*YOUR TASK*
The goal is an unaltered copy of the records below, minus any images.

• • • • • • •

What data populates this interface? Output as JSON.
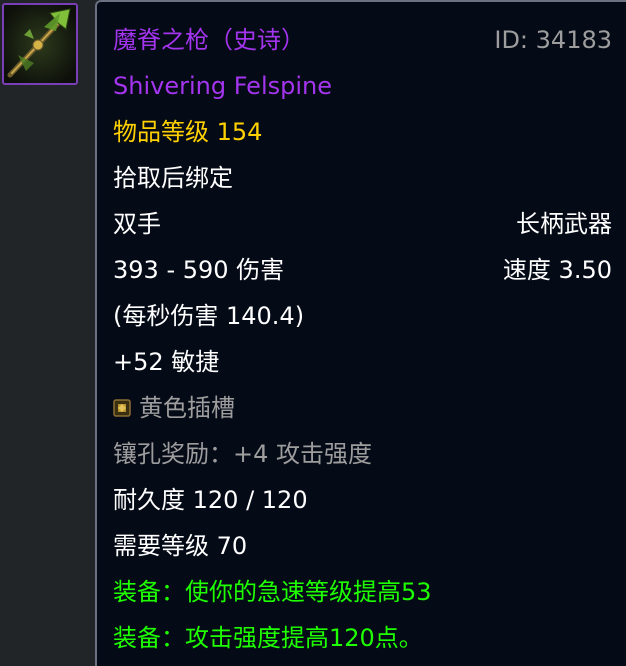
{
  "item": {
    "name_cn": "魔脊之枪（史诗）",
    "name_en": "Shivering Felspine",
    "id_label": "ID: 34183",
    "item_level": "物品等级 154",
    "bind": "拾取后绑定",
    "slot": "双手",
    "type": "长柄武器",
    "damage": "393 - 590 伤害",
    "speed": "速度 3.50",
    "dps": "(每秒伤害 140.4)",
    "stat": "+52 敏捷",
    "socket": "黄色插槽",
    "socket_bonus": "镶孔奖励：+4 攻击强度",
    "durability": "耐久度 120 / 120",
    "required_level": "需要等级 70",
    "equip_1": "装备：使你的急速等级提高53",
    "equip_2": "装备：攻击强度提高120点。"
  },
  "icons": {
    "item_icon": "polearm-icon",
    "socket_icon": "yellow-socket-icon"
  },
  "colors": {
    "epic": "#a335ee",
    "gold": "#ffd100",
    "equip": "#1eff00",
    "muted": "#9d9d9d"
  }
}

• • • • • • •

*SOLUTION*
What data populates this interface? Output as JSON.
{
  "item": {
    "name_cn": "魔脊之枪（史诗）",
    "name_en": "Shivering Felspine",
    "id_label": "ID: 34183",
    "item_level": "物品等级 154",
    "bind": "拾取后绑定",
    "slot": "双手",
    "type": "长柄武器",
    "damage": "393 - 590 伤害",
    "speed": "速度 3.50",
    "dps": "(每秒伤害 140.4)",
    "stat": "+52 敏捷",
    "socket": "黄色插槽",
    "socket_bonus": "镶孔奖励：+4 攻击强度",
    "durability": "耐久度 120 / 120",
    "required_level": "需要等级 70",
    "equip_1": "装备：使你的急速等级提高53",
    "equip_2": "装备：攻击强度提高120点。"
  },
  "icons": {
    "item_icon": "polearm-icon",
    "socket_icon": "yellow-socket-icon"
  },
  "colors": {
    "epic": "#a335ee",
    "gold": "#ffd100",
    "equip": "#1eff00",
    "muted": "#9d9d9d"
  }
}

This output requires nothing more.